The DIR-869 is a dual-band Wi-Fi router and certainly has the looks.
The spec sheet reads pretty good too; Four LAN ports, automatic band selection and beamforming.
Is it pretty enough to turn my head away from my Linksys EA7500? Maybe. Has it got the necessary chops to keep me interested after the first date?
Well, we’d better have a look. Hadn’t we?
D-Link EXO DIR-869 design
I do love routers that look like they’ve come fresh from the special projects lab of a military hardware maker. This is fortunate, as the DIR-869’s stealth fighter aesthetics mixed with just enough Area 51 is just that.
It shares its looks with the more technically beefed-up DIR-879. You can also tell that it comes from the same stable, or should I say hanger, as the DIR-890L Tri-Band offering from D-Link.
The antennas have some neat geometric patterning on the outside, whilst their inner most panels are left a shiny, glossy black.

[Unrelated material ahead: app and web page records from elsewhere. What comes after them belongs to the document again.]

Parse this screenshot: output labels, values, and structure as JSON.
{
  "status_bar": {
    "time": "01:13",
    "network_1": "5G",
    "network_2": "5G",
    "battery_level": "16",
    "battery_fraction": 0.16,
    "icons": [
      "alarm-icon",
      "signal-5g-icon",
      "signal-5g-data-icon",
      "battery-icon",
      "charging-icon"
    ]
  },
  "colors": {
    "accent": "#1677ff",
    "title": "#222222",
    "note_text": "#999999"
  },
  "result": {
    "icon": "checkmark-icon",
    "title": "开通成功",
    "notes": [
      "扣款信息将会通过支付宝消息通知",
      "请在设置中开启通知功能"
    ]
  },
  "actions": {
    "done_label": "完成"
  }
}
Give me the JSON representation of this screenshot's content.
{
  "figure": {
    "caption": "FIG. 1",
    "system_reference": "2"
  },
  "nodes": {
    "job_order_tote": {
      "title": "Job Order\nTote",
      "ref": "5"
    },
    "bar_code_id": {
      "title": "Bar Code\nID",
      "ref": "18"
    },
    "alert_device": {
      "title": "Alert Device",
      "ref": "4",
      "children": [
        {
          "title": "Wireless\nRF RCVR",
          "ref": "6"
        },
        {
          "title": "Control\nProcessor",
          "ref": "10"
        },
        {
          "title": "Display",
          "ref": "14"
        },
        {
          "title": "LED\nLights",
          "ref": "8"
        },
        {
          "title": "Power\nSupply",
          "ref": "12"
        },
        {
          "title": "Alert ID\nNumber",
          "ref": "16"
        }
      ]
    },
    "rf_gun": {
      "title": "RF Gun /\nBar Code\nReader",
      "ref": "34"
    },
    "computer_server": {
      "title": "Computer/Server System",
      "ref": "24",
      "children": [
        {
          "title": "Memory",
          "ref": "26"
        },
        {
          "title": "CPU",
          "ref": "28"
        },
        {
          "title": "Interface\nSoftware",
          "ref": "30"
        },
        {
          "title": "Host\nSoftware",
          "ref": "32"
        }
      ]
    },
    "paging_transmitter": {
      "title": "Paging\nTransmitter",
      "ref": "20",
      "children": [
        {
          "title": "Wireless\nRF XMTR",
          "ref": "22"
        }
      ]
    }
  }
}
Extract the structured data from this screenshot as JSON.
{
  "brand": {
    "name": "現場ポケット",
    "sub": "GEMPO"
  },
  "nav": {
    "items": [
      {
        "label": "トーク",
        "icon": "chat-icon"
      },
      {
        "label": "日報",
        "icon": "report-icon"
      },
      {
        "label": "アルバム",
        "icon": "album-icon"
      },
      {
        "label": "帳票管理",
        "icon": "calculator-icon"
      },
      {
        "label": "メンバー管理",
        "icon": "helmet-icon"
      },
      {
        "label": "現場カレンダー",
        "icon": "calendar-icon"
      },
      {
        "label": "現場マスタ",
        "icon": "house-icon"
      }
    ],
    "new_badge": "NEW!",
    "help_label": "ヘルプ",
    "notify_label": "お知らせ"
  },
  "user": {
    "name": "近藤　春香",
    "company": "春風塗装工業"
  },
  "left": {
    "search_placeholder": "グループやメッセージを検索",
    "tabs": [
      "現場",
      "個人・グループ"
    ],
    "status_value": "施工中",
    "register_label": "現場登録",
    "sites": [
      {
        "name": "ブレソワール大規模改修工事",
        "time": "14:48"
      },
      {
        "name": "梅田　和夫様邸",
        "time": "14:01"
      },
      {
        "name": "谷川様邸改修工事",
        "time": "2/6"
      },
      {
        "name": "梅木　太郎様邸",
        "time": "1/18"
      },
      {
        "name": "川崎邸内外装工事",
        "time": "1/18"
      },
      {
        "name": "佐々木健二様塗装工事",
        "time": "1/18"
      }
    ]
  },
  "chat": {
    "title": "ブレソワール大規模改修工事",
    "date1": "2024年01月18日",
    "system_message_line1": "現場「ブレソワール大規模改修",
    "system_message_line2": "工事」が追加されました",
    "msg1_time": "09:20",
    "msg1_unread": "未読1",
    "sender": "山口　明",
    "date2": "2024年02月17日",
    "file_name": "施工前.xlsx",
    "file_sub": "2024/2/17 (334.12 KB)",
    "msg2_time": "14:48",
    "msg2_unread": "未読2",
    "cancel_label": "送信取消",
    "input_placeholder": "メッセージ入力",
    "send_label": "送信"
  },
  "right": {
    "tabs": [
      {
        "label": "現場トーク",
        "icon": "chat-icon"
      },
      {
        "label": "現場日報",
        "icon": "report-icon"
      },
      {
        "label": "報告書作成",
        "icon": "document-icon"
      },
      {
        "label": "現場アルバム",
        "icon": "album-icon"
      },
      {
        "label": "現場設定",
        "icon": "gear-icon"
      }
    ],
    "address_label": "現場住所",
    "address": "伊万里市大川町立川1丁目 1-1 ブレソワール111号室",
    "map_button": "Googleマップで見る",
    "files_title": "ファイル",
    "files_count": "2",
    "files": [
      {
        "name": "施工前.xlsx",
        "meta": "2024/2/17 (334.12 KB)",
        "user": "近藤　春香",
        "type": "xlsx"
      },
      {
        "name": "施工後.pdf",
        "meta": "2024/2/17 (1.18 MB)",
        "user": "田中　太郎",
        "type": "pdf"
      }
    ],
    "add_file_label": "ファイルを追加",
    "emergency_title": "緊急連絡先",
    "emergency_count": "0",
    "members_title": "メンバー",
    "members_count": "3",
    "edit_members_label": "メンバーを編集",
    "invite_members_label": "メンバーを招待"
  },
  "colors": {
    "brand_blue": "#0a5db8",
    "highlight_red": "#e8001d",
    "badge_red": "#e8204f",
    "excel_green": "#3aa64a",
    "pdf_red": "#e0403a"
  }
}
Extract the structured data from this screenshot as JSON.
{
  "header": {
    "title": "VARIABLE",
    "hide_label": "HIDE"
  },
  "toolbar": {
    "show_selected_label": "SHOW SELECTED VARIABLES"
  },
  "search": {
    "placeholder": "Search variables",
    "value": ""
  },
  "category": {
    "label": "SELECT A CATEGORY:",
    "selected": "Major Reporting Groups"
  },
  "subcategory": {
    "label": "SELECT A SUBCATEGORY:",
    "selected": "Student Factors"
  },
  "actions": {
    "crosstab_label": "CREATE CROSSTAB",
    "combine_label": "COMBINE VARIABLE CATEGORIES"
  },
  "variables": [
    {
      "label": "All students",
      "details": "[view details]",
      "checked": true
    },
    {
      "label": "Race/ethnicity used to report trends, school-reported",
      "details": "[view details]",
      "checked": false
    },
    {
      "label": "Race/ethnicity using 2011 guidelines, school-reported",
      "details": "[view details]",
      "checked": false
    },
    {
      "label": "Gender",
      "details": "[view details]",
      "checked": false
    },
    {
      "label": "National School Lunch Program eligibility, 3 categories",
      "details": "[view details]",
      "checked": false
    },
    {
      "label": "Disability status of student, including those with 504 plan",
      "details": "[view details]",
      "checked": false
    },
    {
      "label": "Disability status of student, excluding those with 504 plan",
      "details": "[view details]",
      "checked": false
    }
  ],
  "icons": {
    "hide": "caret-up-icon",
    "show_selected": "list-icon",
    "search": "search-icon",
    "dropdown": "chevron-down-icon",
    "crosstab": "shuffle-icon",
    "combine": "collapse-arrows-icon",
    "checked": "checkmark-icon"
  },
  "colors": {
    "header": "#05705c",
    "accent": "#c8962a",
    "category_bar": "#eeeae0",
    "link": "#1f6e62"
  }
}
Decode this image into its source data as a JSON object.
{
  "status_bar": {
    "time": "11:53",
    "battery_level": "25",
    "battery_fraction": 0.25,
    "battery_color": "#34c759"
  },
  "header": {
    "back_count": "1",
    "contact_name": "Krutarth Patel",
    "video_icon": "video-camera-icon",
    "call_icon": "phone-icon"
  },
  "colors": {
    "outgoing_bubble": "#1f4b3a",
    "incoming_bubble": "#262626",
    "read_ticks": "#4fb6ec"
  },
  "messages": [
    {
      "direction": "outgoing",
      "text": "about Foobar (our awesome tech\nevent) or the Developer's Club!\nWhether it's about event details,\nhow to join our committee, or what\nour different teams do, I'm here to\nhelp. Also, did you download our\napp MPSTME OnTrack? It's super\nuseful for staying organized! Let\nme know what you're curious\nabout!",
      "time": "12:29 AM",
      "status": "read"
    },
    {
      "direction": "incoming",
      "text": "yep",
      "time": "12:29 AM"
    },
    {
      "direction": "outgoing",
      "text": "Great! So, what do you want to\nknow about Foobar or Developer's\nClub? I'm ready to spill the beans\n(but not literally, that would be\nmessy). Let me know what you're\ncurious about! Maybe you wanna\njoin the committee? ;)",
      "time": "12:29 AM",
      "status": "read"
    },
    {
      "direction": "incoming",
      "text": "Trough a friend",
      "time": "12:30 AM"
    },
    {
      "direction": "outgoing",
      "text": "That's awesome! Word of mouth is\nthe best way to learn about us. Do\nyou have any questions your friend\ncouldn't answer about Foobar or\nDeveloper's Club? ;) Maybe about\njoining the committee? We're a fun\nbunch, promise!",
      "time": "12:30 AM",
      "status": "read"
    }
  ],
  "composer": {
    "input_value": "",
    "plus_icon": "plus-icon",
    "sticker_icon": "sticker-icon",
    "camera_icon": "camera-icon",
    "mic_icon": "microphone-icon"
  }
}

The router measures 8.72 x 6.30 x 2.38-inches and so you should not have any difficulty in finding a place to put this compact device. Although, the colouring may make it difficult to blend in with your decor.
The back of the DIR-869 is home to four wired Gigabit Ethernet ports and a WAN (Internet) port. There are also Reset, Power, and WPS switches around here too. One more switch allows you to toggle between using the EXO as a router or a Wi-Fi extender.
The observant amongst you will have noticed a distinct lack of USB ports. Not a single one.
D-Link DIR-869 performance
Having flown the 890L I am familiar with D-Link’s web-based management console.
It is very intuitive with the Home page displaying a simple network map with DHCP, IP address, and Internet connection status information.
Through the Settings menu you can use the Wizard or get your fingers dirty with the DHCP, PPPoE, and Static IP settings. Flick over to the Network page and you can edit LAN IP Address, Subnet Mask, and advanced DHCP settings.
The Features menu offers QoS, Firewall, Port Forwarding, and Website Filtering settings. Finally, the Management menu has Internet access scheduling, system logs, data transmission statistics, and firmware upgrades.
AC1750 comes from its wireless spec of 11AC Wi-Fi – Up to 450Mbps (2.4GHz) + 1300Mbps (5GHz). The next step up in the EXO range gives you AC1900. That one brings the 2.4GHz band up to 600Mbs.
- 450Mbs + 1300Mbps = AC1750
- 600Mbs + 1300Mbps = AC1900
Installing the DIR-869 was done within 15 minutes all told.
Simply connect the router to your modem and then either connect a laptop or PC direct and head over to 192.168.0.1 via your browser, or go in via your mobile device.
You will have to log in using the default credentials at this point, naturally.
Rename the SSID and update the password to your usual network preferences and Robert is your mother’s brother.
My first gripe is that DIR-869 spends most of its time looking like a stallion pawing at the air.
I don’t think my Ethernet cables are heavier than anyone else’s nor are they so short that they are pulling at the router. But, still, if I have the DIR-869 with its back to the edge of the unit it stands on so that the cables run behind it, the EXO will start to point skywards.
Speeds were never going to match the AC1900 Linksys EA7500, it may have been more sporting to have had the DIR-879 to compare (this is on its way to me I have just been told).
As the 2.4GHz speeds were already skewed in the home team’s favour I turned to the 5GHz band.
The Linksys managed to clock a good few Mbps more than the DIR-869. I doubt that most people would notice the difference to be honest unless you’re dealing with large file streaming.
I generally use the 5GHz for my mobile phone and tablet (admin privileges) but I did find that the signal dropped sometimes when I was upstairs. Overall though, the signal strength is pretty good from the DIR-869’s quad aerial set-up.
D-Link AC1750 EXO (DIR-869) review conclusion
The D-Link AC1750 EXO is a very good looking 802.11ac Wi-Fi router.
It might not be able to match AC1900 device,s but then, AC1750 normally won’t.
The EXO DIR-869 does a lot of things well. It also manages to fit a dual core processor, dual band Wi-Fi as well as four Gigabit Ethernet ports in to a rather small and attractive frame.
The lack of USB ports could be a deal breaker to some as this means you can’t share USB-equipped printers or storage devices. At the time of review, the Linksys would’ve cost you another £20-30. Now that it’s 6 months old, it’s actually £30 cheaper than the EXO DIR-869 and packs a pair of USBs and Multi-User Multiple Input Multiple Output (MU-MIMO) simultaneous data streaming. It might not be as pretty or small, but it’s all down to what you’re after at the end of the day.
If you are looking for a stylish dual band Wi-Fi router that can handle most streaming challenges and have limited space. Then check out the D-Link AC1750 EXO (DIR-869).